However, poll workers in the Huntsville area are having issues the Madison County Probate Judge Tommy Ragland said could force a hand count of many ballots. He said many ballots could not be fed into readers because the paper ballots were swelled from moisture in the air. Read more.
In Alabama’s rural Marengo County, there are six fewer voting locations this year than in 2010, a decrease of about 24 percent.
“We have recently combined some (polling places) and done away with others,” said Barry Hunt, a board of registrars member in the Black Belt county that now has 19 physical places for people to vote. “I haven’t heard any complaints about it here, but definitely some (voters) have to go farther than they did,” Hunt said.
Across the state, Alabamians will be going to fewer polling places on Tuesday than they did in 2010, according to a comparison by BirminghamWatch of precincts for the June 2018 primary and the 2010 general election. Almost 100 polling places were shed by 25 counties. There are 2004 precincts in the state. Some county officials said it was population shifts that caused closures. Others said it was condemned buildings or requests from property owners.
Voting rights advocates, meanwhile, are calling for the restoration of the Voting Rights Act to protect people’s access to polls, particularly for minority voters. Read more.
Since last year, Lorenzo French said, he’s helped about 50 people in rural Greene County regain their ability to vote.
Many of them were improperly removed from voter rolls because they had a felony conviction, though not the type that should have banned them from voting, French said. Others didn’t have photo identification, a requirement to vote in Alabama since 2014.
“That’s my job,” French, chair of the Greene County Democrats, said. “To find the people who can’t vote, find out why they can’t and reestablish them.”
More Alabamians are registered to vote than ever before and more ballots were cast in this year’s gubernatorial primaries than in 2010 contests, but some pockets of the state have seen decreases, including Greene County and 10 others where there are now fewer black registered voters.
That is because of changes in population, not policy, the state’s top election official said.
Lecia Brooks, outreach director for the Southern Poverty Law Center, said she also is concerned about technicalities keeping Alabamians from voting. Maybe their polling place changed or they’ve been placed on an inactive voter list.
“They’re registered, they’re ready to vote and they show up on election day and they’re sent away,” she said.

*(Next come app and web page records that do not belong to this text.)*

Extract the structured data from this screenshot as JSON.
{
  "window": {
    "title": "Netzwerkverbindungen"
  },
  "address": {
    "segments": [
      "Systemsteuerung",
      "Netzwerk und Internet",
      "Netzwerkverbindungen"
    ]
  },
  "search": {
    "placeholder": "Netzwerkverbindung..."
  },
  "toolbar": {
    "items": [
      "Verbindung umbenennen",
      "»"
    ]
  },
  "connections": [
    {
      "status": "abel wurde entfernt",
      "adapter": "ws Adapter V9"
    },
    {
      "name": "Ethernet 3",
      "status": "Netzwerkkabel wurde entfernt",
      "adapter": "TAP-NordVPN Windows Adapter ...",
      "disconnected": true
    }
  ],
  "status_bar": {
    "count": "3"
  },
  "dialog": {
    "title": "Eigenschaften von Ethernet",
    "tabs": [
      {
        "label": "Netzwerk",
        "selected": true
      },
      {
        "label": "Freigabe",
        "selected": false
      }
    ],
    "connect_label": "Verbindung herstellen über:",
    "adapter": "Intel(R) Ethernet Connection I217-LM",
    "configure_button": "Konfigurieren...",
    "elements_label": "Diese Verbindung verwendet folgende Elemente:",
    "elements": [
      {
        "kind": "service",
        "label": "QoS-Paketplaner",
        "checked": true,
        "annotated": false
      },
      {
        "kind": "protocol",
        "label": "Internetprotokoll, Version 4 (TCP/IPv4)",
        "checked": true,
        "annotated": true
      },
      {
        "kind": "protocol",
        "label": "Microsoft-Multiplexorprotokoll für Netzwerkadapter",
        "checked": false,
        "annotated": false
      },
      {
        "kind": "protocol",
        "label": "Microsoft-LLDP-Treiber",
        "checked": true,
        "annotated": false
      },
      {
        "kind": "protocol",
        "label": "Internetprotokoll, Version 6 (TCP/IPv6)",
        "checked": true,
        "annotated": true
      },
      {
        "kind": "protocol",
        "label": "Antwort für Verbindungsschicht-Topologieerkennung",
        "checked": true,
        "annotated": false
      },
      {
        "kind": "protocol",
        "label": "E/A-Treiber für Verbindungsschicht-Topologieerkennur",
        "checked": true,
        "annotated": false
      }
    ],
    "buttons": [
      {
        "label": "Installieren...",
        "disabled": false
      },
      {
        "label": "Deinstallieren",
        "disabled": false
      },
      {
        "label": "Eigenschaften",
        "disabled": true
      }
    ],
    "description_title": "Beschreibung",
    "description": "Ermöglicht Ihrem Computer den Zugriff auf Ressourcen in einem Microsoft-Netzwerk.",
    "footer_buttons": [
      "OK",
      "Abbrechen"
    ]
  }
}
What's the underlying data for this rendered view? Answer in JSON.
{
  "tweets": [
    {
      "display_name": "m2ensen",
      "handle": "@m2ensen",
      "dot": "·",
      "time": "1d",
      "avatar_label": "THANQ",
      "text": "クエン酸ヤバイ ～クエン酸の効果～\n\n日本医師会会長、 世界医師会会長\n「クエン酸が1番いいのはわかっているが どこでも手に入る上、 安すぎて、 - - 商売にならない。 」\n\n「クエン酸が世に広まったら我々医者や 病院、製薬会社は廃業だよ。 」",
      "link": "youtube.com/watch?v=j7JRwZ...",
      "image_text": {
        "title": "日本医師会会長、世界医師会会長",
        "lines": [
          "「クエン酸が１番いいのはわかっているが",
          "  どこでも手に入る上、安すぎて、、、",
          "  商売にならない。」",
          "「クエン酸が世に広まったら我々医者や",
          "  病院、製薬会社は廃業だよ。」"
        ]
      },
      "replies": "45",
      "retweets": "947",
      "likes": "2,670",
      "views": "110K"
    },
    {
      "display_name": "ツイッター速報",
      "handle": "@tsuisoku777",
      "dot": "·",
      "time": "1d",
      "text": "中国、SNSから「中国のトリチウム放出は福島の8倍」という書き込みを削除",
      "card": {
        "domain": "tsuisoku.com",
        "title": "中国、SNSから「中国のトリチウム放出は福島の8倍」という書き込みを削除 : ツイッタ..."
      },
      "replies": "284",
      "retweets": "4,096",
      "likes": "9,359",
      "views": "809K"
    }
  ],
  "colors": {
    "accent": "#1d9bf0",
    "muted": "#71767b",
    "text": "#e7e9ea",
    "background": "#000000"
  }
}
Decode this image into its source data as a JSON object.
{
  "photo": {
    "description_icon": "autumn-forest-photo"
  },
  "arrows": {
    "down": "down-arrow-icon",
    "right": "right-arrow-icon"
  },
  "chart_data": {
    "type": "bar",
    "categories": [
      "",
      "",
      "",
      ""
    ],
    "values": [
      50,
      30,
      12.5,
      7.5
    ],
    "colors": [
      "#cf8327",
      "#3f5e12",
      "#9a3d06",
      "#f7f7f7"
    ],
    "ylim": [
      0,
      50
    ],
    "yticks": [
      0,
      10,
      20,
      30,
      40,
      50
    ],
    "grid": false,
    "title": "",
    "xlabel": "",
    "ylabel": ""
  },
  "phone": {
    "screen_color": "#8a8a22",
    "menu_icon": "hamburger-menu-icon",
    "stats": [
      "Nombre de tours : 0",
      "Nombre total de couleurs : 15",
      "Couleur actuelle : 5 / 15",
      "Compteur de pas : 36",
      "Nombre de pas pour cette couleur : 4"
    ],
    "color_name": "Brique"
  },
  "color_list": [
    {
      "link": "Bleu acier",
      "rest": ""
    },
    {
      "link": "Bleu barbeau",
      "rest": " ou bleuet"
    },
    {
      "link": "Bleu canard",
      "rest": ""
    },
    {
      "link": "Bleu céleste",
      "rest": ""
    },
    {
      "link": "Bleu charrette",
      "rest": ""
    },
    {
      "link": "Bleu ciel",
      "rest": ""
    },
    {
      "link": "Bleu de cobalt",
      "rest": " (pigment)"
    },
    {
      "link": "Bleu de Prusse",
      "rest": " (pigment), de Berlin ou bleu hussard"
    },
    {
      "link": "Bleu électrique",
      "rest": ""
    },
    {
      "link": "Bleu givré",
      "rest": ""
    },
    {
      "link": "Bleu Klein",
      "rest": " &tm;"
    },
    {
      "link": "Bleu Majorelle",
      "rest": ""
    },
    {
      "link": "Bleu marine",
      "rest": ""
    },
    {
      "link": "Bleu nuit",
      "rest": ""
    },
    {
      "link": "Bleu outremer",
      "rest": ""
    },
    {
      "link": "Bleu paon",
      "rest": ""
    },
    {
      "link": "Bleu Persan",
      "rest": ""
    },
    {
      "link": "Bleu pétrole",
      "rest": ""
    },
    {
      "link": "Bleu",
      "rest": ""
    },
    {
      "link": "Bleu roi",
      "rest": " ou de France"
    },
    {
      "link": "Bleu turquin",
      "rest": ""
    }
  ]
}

Changes — including the ID law, a decrease in polling places and purging of voter rolls — have been allowed without federal review since 2013, when in Shelby County, Ala. v. Holder, the U.S. Supreme Court threw out a portion of the federal voting rights law that required changes in voting procedures in some states and local governments to be approved by the U.S. Department of Justice.
“All of these things would have had to be approved or given greater scrutiny,” Brooks said. Read more.
Read more election-related coverage: